■ **What to work on**: Establish the number of lines below that contain the string "list". State that number alone.

■ **Working data**:
====
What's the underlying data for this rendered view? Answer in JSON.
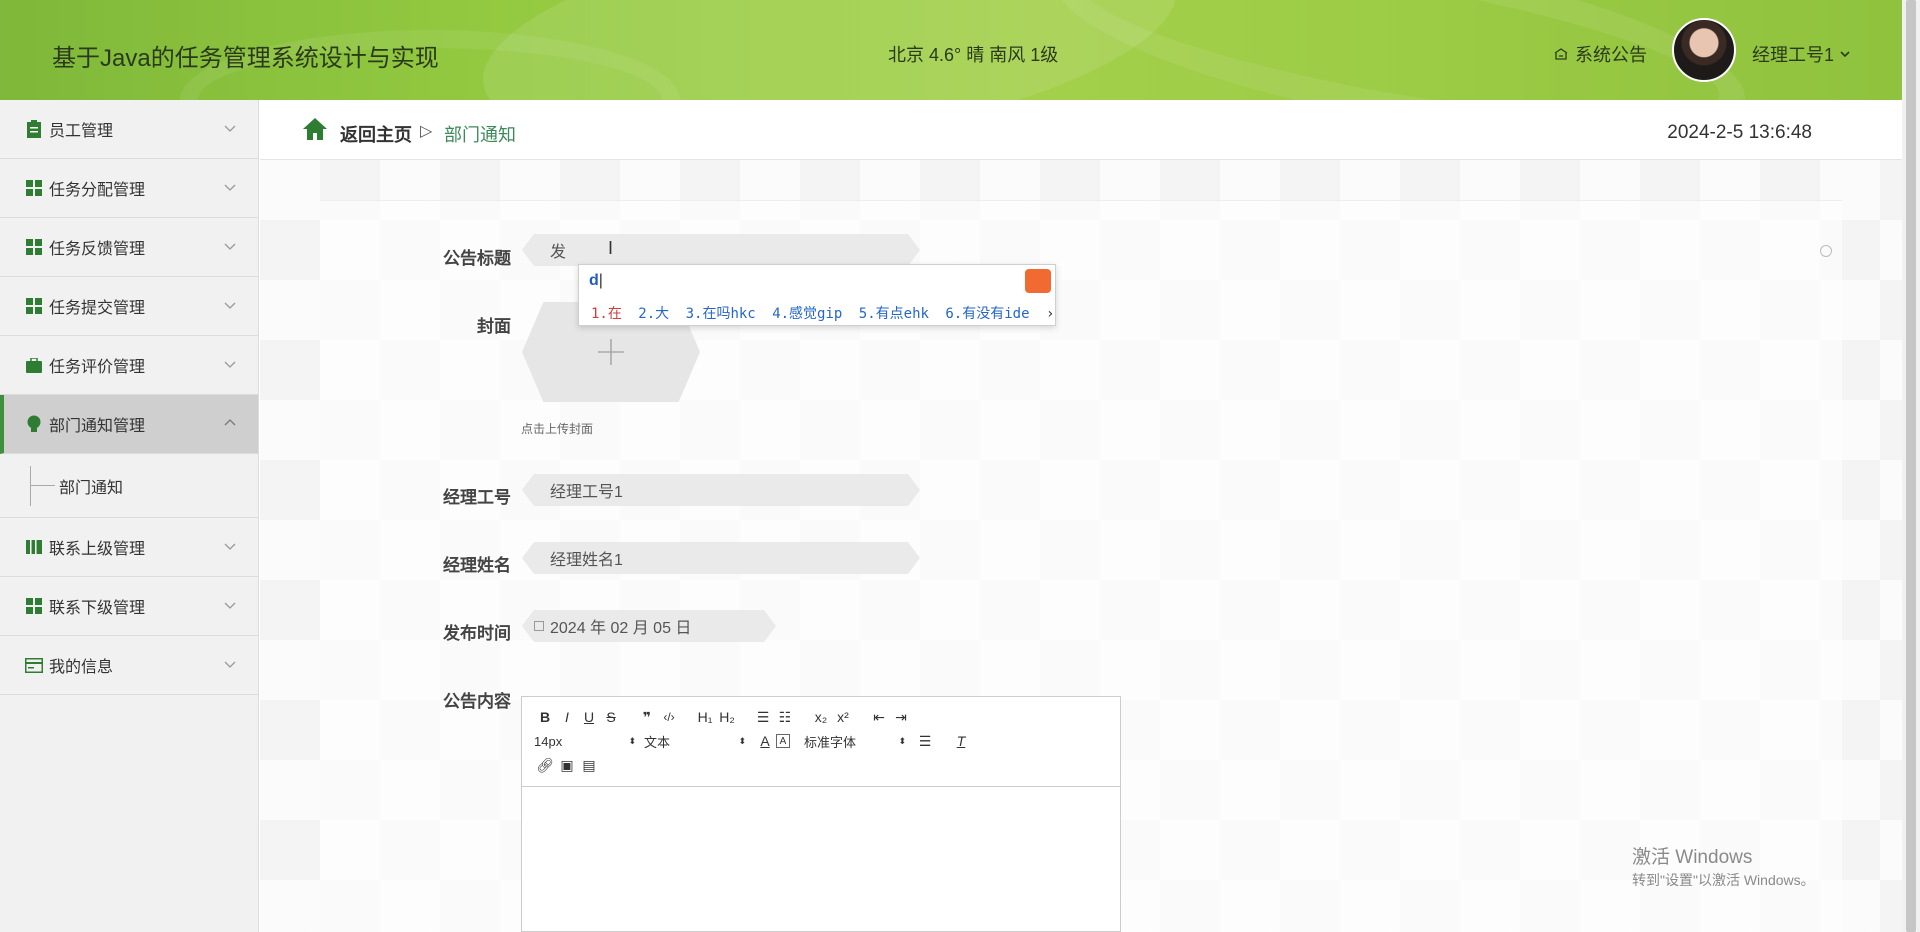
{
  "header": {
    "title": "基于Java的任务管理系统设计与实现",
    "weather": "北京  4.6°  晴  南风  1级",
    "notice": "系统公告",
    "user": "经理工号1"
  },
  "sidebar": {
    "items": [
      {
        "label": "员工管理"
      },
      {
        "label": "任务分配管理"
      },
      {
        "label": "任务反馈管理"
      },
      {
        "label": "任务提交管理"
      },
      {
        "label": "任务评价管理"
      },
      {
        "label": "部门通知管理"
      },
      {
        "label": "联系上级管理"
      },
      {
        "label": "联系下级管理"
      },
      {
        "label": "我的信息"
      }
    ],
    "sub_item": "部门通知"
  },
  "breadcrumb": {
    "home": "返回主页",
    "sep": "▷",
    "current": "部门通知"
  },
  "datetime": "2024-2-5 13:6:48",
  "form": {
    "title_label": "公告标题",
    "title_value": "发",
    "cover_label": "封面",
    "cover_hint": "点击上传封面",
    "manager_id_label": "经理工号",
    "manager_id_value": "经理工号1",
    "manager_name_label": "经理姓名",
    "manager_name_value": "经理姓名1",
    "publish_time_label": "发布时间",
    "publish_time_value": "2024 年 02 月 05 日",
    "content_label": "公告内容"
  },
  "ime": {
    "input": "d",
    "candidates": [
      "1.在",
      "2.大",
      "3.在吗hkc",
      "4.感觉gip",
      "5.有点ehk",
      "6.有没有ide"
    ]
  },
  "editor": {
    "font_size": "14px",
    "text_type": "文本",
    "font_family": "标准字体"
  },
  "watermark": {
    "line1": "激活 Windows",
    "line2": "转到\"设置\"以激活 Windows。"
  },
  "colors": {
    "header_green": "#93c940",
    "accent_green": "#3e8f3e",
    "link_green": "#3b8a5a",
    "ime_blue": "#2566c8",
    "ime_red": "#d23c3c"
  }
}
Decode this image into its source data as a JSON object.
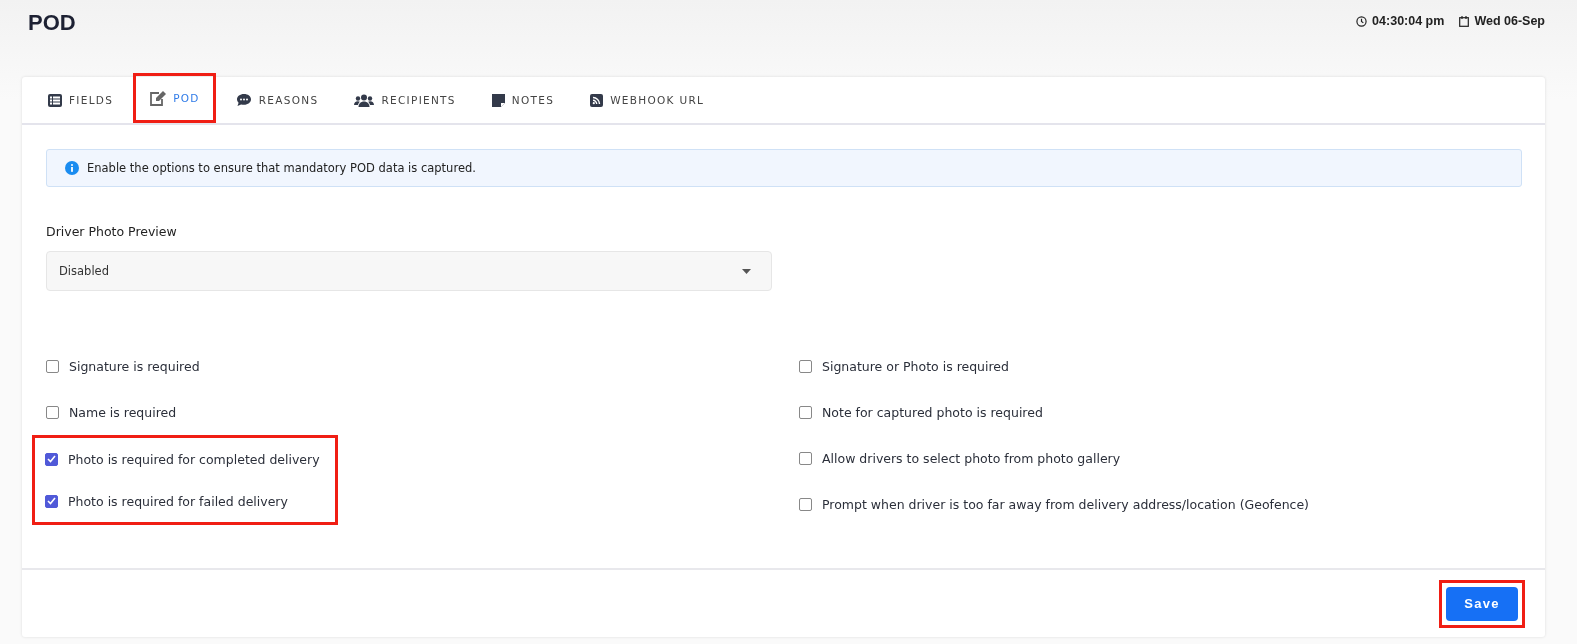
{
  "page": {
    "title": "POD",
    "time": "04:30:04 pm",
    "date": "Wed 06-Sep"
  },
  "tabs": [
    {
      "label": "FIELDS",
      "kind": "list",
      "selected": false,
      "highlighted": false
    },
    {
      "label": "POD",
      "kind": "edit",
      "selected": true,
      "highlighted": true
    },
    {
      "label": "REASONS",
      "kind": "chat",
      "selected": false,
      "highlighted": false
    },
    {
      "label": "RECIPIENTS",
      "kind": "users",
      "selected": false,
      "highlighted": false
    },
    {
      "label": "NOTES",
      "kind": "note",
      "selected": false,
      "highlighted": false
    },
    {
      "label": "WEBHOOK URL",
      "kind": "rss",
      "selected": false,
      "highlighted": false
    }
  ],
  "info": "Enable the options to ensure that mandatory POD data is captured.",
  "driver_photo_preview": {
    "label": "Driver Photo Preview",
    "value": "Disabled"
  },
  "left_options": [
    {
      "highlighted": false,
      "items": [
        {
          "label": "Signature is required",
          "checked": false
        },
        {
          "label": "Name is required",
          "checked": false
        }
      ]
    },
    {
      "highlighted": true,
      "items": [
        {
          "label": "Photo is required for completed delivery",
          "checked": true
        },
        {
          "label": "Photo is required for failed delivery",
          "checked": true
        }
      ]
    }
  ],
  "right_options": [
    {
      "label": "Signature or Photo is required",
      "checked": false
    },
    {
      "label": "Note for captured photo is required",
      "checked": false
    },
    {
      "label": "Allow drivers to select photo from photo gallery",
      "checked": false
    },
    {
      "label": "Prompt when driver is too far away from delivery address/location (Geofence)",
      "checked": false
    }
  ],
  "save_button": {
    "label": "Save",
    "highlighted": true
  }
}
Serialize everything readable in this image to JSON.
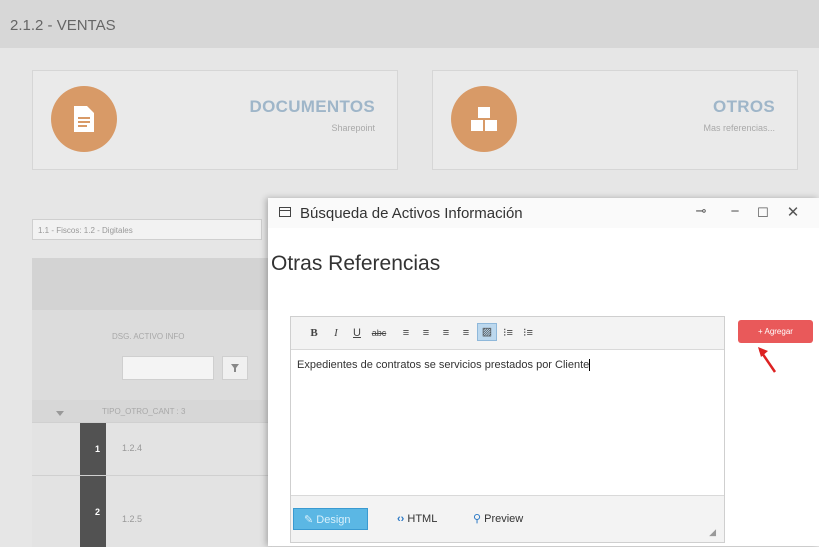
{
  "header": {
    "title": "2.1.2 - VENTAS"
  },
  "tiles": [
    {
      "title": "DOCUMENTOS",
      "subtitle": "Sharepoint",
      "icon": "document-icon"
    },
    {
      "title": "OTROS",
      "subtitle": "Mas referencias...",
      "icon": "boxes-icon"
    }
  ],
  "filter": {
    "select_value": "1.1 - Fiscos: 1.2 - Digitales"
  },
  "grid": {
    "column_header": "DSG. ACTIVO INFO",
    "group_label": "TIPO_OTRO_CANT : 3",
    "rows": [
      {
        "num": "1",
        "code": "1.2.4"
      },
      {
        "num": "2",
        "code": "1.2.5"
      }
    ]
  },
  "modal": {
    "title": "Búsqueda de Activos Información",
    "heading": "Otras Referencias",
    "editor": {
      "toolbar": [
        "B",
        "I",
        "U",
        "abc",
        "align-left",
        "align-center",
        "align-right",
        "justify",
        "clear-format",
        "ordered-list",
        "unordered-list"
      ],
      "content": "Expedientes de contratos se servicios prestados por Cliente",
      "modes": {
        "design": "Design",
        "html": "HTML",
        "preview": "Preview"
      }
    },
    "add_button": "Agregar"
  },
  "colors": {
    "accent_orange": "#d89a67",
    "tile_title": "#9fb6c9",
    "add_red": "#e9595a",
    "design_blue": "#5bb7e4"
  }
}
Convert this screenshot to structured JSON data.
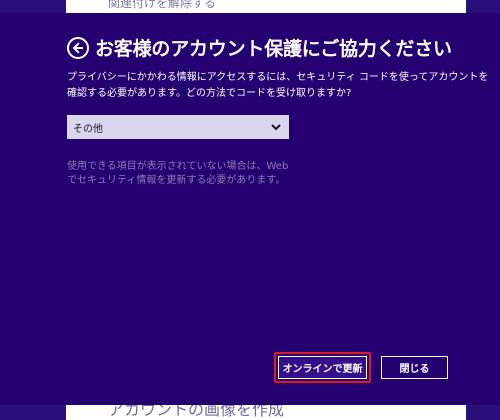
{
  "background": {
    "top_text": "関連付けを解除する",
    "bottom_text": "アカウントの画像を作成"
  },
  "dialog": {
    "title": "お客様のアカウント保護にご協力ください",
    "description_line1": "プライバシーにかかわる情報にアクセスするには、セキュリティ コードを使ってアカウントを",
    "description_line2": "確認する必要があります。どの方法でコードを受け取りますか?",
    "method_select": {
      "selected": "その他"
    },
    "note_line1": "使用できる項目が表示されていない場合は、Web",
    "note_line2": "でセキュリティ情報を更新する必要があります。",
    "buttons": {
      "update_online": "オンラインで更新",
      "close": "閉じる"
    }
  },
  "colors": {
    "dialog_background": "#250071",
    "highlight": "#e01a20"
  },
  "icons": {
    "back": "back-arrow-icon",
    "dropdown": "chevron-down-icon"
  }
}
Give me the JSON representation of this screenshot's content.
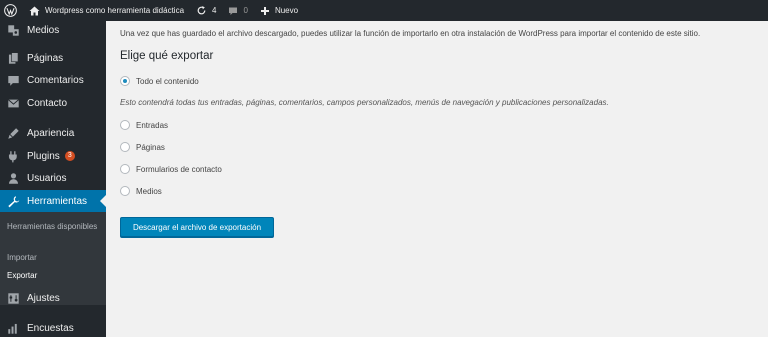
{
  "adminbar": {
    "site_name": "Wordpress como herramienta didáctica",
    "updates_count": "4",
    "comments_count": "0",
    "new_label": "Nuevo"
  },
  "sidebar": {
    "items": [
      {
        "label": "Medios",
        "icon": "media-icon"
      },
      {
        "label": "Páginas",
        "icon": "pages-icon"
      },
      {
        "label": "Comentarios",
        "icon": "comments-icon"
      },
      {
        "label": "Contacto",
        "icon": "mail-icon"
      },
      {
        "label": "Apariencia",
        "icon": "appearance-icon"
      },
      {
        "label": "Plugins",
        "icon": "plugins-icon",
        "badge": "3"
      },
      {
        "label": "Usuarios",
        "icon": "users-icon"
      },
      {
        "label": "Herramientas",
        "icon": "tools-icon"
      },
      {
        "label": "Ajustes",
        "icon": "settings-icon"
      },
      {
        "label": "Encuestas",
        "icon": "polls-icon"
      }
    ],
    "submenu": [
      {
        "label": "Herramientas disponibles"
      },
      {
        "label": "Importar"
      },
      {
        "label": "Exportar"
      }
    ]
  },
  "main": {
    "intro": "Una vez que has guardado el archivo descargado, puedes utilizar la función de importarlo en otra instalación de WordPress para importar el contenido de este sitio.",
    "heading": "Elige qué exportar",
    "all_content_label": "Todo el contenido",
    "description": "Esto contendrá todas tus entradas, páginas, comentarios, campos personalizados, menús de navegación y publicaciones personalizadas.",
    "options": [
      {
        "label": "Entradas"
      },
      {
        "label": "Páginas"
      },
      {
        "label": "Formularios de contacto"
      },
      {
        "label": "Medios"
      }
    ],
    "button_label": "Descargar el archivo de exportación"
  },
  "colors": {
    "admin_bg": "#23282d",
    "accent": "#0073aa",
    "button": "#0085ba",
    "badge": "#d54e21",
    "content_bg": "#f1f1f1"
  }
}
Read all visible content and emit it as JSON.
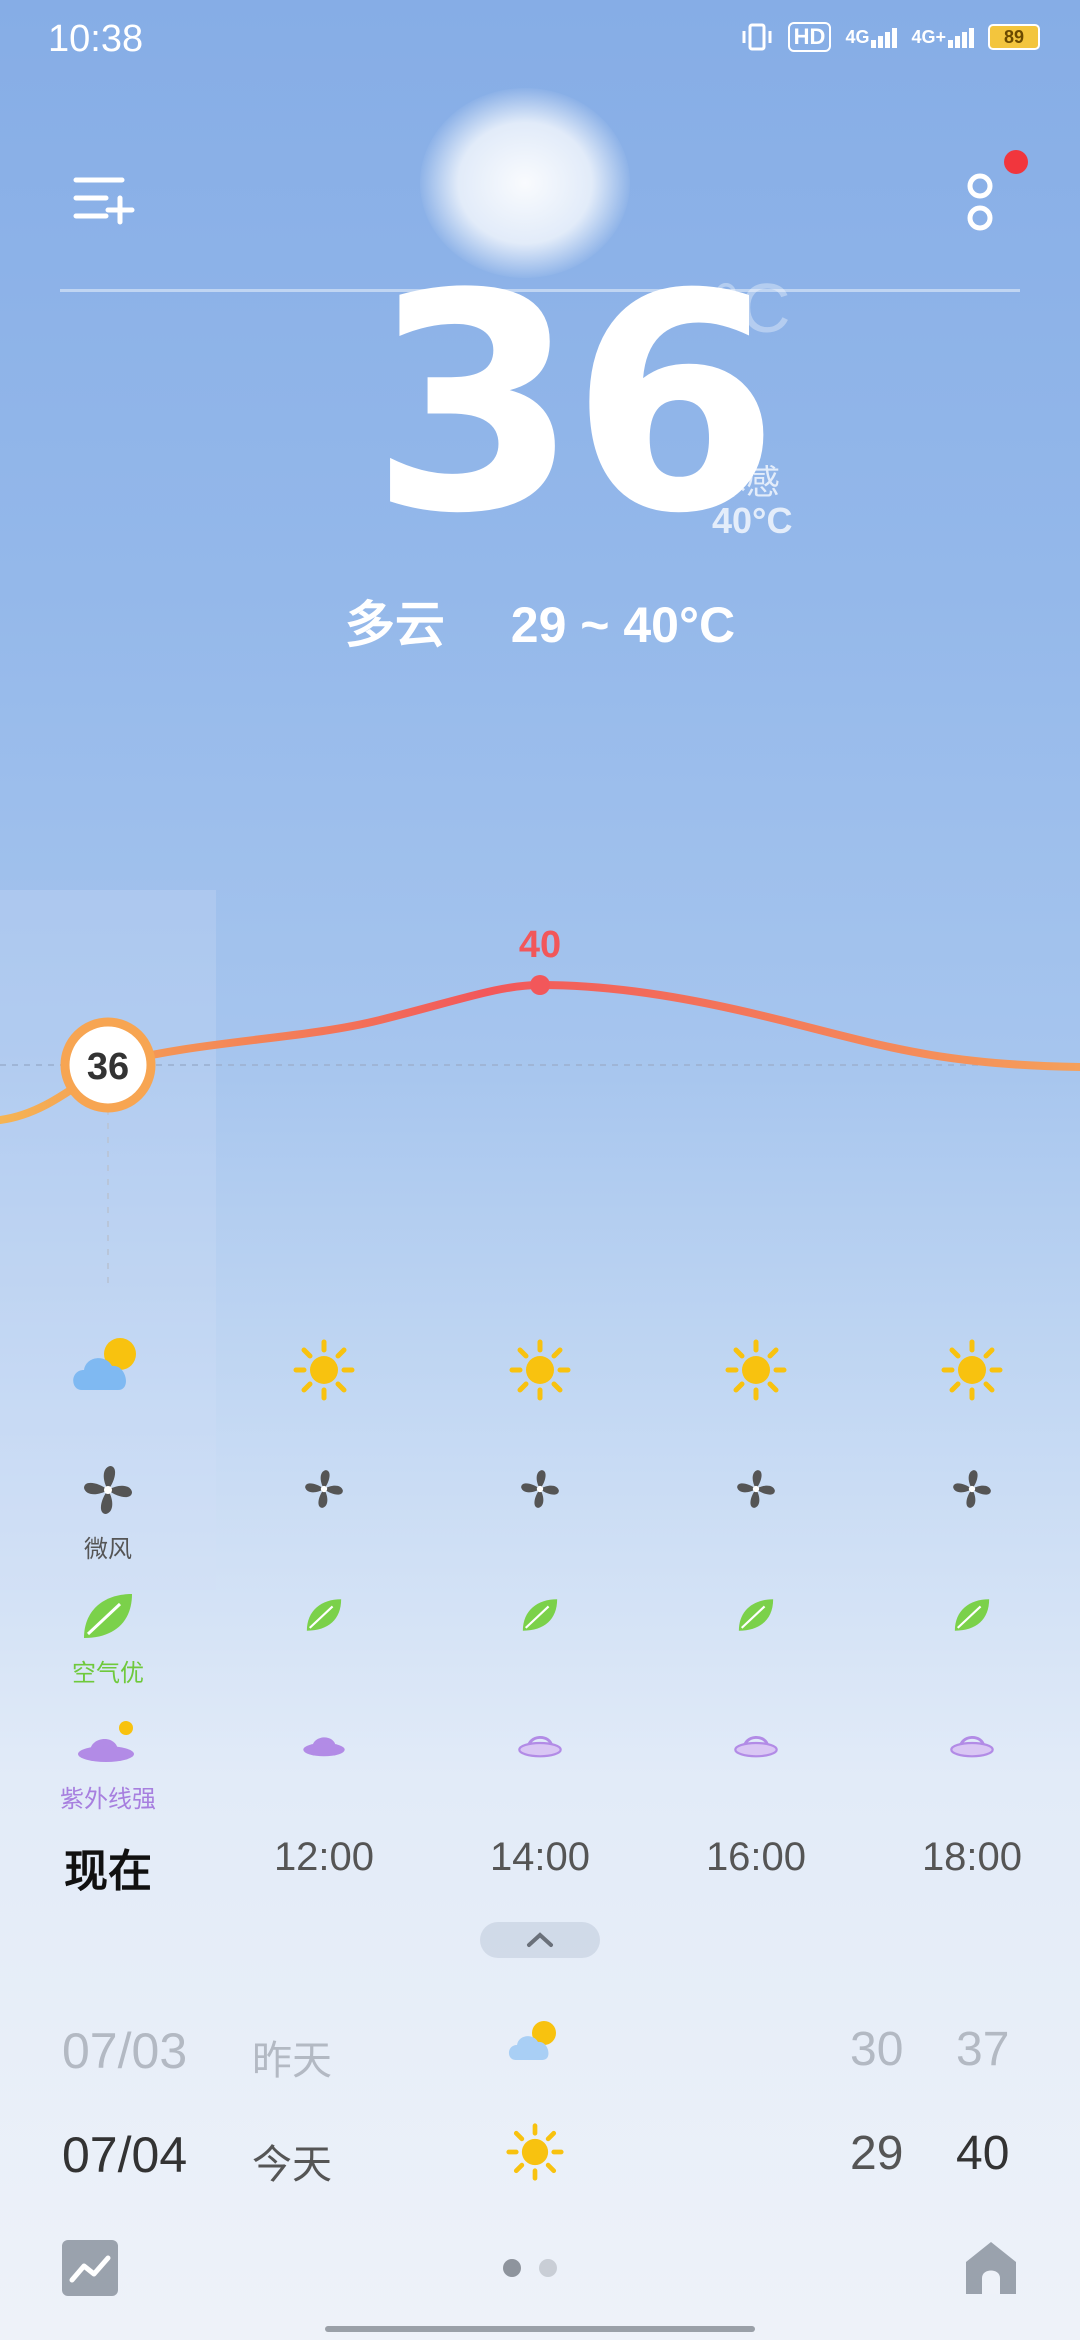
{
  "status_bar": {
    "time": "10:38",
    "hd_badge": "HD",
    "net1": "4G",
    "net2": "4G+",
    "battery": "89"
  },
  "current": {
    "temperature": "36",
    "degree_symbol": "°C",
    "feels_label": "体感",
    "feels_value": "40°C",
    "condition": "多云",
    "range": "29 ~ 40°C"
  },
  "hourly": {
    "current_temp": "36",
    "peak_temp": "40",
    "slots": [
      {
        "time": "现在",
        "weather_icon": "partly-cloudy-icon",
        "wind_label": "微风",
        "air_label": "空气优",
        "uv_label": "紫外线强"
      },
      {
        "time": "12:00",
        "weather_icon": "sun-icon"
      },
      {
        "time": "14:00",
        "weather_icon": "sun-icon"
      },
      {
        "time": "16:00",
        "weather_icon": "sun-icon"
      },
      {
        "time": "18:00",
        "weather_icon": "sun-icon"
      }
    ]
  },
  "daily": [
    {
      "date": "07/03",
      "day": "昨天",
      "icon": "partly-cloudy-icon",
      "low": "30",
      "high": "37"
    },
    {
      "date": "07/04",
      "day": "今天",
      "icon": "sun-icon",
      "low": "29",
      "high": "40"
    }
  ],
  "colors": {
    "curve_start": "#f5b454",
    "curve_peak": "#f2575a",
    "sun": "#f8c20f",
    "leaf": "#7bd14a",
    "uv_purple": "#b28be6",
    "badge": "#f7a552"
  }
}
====
■ **Output below**: 3